By Parker Sumwalt

Special to the Denisonian

In order to see her son on television, Dr. Ronald Winters’ mother had to go down to the local furniture store to ask if she and her family could turn the channel to the one she wanted. “Imagine a cluster of eight or nine townsmen watching this television program,” he described. There were only three channels then. The television was still new, and the camera did not bother Winters because he didn’t know what the camera looked like.

That year in high school, a teacher asked him to participate in a contest the local college held. The rules required two students to participate and Dr. Winters agreed only in order to help his friend who wanted to go to college. First place was a full-ride. For the first round, he took a test amongst many other people. During the second round, less people came back. For the final round, he and four other students were asked to appear on T.V. They would be quizzed by the local professors and whoever did the best would win. Winters says, halfway through the show, “A fellow crawled right up beside me and touched me. He said, ‘Quit Answering. Other people need to answer. We have to have second and third place.’”

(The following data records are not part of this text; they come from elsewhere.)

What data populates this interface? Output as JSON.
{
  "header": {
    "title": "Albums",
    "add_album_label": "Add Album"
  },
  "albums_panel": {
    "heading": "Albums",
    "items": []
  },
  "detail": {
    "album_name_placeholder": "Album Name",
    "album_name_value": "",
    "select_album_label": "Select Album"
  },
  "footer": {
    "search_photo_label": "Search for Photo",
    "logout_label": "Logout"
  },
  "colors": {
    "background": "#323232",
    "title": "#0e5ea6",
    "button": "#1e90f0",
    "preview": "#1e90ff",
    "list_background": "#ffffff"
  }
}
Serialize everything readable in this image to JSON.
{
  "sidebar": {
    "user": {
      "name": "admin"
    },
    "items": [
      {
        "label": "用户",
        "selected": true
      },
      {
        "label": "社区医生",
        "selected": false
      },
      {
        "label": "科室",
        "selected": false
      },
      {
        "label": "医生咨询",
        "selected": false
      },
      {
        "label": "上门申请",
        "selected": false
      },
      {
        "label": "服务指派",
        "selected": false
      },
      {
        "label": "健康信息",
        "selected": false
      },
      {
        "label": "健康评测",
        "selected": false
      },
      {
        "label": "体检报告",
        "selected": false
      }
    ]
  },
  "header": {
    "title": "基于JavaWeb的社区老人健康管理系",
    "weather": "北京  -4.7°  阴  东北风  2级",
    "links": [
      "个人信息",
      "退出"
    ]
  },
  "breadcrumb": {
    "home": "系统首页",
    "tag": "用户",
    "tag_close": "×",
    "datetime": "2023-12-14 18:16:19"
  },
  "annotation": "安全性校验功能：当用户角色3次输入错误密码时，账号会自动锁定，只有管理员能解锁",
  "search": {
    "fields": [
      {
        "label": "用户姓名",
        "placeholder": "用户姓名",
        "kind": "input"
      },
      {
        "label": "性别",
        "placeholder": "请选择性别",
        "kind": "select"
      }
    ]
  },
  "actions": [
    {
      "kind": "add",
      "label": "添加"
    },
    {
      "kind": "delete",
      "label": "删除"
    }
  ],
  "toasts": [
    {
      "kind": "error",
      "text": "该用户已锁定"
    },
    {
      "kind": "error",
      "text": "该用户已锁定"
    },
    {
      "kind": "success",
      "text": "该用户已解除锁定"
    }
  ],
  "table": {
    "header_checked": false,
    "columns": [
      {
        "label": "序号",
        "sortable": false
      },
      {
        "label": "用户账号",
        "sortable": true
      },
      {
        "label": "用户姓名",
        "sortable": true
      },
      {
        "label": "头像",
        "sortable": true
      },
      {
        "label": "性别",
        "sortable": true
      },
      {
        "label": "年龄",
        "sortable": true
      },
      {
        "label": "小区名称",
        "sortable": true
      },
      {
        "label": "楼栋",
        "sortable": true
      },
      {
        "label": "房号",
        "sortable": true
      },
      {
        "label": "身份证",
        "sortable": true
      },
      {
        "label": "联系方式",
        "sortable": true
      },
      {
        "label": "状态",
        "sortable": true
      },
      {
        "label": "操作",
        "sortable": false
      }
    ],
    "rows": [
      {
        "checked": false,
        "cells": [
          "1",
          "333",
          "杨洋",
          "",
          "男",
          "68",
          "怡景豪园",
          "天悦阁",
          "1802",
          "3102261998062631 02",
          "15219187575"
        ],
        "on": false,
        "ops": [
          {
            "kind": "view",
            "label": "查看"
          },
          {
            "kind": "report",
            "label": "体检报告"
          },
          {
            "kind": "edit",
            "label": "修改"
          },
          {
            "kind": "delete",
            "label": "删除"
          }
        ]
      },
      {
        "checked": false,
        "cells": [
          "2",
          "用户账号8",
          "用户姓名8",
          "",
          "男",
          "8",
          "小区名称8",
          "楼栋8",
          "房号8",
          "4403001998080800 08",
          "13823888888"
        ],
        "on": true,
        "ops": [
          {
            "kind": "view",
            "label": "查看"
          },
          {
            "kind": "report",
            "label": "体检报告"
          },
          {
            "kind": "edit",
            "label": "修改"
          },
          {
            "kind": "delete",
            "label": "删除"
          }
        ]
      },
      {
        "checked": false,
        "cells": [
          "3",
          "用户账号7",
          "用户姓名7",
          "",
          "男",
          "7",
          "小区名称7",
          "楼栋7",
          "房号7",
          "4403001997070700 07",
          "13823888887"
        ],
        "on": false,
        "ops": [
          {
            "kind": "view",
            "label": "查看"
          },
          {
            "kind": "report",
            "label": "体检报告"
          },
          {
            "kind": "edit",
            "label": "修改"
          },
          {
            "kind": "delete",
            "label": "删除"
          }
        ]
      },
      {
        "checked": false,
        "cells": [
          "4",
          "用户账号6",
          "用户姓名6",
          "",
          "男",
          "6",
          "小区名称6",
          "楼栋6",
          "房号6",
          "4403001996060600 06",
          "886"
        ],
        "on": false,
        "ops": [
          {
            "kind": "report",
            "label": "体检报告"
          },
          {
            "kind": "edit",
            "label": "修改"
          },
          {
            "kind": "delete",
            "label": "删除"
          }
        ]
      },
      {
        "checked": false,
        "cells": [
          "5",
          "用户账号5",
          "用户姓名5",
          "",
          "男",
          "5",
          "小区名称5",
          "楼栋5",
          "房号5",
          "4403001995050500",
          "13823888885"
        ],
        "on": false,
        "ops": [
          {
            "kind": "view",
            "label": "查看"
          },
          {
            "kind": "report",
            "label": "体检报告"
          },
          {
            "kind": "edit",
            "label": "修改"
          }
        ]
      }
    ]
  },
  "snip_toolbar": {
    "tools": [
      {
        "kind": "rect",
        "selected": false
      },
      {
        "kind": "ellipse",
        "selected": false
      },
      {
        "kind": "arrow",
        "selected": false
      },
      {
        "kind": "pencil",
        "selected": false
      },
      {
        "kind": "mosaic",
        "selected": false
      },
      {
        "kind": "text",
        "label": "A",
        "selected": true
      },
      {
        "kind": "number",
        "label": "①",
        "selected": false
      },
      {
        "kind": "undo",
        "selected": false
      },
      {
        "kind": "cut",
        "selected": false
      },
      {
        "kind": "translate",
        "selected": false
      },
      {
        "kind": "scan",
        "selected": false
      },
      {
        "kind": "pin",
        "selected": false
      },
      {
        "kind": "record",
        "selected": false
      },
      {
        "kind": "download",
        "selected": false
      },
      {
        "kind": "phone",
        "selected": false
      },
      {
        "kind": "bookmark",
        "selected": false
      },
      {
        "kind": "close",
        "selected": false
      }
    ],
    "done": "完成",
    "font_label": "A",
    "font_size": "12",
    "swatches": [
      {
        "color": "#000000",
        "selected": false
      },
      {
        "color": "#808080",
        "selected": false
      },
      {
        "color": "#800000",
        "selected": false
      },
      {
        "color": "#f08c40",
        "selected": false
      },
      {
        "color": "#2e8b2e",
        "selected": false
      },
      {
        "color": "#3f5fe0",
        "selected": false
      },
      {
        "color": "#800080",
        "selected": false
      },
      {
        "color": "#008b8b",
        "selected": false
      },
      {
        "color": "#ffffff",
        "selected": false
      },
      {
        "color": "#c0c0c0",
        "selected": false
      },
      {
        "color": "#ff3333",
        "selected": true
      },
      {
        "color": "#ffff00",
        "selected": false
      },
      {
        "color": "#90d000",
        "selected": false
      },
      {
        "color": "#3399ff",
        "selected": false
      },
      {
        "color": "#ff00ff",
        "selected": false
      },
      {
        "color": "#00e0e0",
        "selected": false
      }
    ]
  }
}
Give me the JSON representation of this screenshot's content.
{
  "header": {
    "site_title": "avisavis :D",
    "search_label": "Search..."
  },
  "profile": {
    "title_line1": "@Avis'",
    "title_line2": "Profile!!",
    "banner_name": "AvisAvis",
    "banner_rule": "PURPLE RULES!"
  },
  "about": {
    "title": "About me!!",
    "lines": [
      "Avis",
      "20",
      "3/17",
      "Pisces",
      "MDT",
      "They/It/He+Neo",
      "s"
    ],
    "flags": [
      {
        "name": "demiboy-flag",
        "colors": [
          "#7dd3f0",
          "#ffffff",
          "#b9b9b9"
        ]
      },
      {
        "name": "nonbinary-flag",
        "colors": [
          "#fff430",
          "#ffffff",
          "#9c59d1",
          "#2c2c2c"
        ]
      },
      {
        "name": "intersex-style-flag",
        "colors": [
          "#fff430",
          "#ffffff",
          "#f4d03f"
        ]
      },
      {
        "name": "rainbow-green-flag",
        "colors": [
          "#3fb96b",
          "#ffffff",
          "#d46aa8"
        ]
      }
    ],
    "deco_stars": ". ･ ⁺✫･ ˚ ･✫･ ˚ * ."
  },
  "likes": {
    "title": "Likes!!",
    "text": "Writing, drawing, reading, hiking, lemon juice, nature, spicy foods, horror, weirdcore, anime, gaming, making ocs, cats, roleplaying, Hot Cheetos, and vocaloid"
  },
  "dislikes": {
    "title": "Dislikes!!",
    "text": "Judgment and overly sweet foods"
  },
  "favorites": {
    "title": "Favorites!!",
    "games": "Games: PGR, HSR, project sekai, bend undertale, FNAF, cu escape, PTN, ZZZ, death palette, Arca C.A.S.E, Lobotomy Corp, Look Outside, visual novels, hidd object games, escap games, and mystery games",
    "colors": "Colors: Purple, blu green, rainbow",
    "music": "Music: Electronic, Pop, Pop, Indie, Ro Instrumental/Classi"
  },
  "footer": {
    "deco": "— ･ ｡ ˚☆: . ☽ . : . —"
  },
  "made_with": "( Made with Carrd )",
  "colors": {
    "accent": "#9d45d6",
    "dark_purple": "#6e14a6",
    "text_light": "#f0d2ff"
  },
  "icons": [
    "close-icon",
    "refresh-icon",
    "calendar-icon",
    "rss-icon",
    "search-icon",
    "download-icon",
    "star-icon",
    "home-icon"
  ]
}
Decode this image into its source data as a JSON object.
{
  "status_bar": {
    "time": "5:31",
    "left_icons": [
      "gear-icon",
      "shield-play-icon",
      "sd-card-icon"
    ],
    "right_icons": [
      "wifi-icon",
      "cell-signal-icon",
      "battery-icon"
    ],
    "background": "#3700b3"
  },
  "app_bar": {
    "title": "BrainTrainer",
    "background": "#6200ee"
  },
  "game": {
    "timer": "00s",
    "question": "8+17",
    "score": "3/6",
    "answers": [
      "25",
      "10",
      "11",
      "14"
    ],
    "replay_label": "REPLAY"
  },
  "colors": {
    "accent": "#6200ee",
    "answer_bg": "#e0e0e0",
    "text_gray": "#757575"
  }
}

As a kid, he wondered what kept the atmosphere around the earth. “I decided that there had to be a containing surface that kept the air, but then I had a problem ‘cause Buck Rogers could fly out into space.” Buck Rogers was a sci-fi hero who fought the evil tyrant Killer Kane. Eventually, he learned about gravity from the books his mom let him check out from the library. In college, after first studying chemical engineering, he chose physics because he thought, “I might as well study the science that had all the answers.”

He finished college in 1963 and many top universities offered him positions. “I had received a special offer offer from a new organization, the National Aeronautics and Space Administration.” They were training scientist astronauts. NASA paid the way for his education. “They paid [my wife] a stipend. When our daughter was born, they paid her a stipend.” After he finished his thesis, however, NASA told him that they didn’t need him as an astronaut, but that he could still work for them as an engineer to continue to work on radiation detectors for the moon. He declined NASA’s offer because he didn’t want to work as an engineer.

After that, he started interviewing with a number of colleges. One professor invited him to interview at Denison, and they made him an offer. When Dr. Winters declined, they made him a slightly larger offer. At the time, his wife made more than Denison’s offer, but he said, “We said we would do it for a year or two. That’ll pay a debt.” He arrived in 1966 and stayed for another 33 years.

In his scientific career, Dr. Winters became friends with a great deal of important physicists such as Nobel Laureate, William F. Fowler and the more widely known, Carl Sagan. Winters’ published papers vary widely from things such as a new way to express the value 1/x and the age of the universe. He said, “One of my papers was cited five times last month. . . that’s the hope of every artist. You produce a piece of work – writing, painting, sculpture -and people appreciate it years, decades later. It doesn’t matter if what they’re doing is showing that I made some mistake. That’s how science gets done.”

Overall, he said he has had a blessed life. “I got to do physics all those years, and I got paid,” he said. “That’s like being paid to play.” When he answered questions, he would lean in, noticeably excited to talk about physics. Counting his blessings in life, he said it goes further than his overwhelming scientific career, he also has “three beautiful granddaughters and two handsome grandsons.”

Despite his success, he continually stressed that he was not too special. “I was typical, just typical of the quality of faculty at my time. . . in my cohort, I’m typical, not exceptional.”

Photo Courtesy of Emma Miller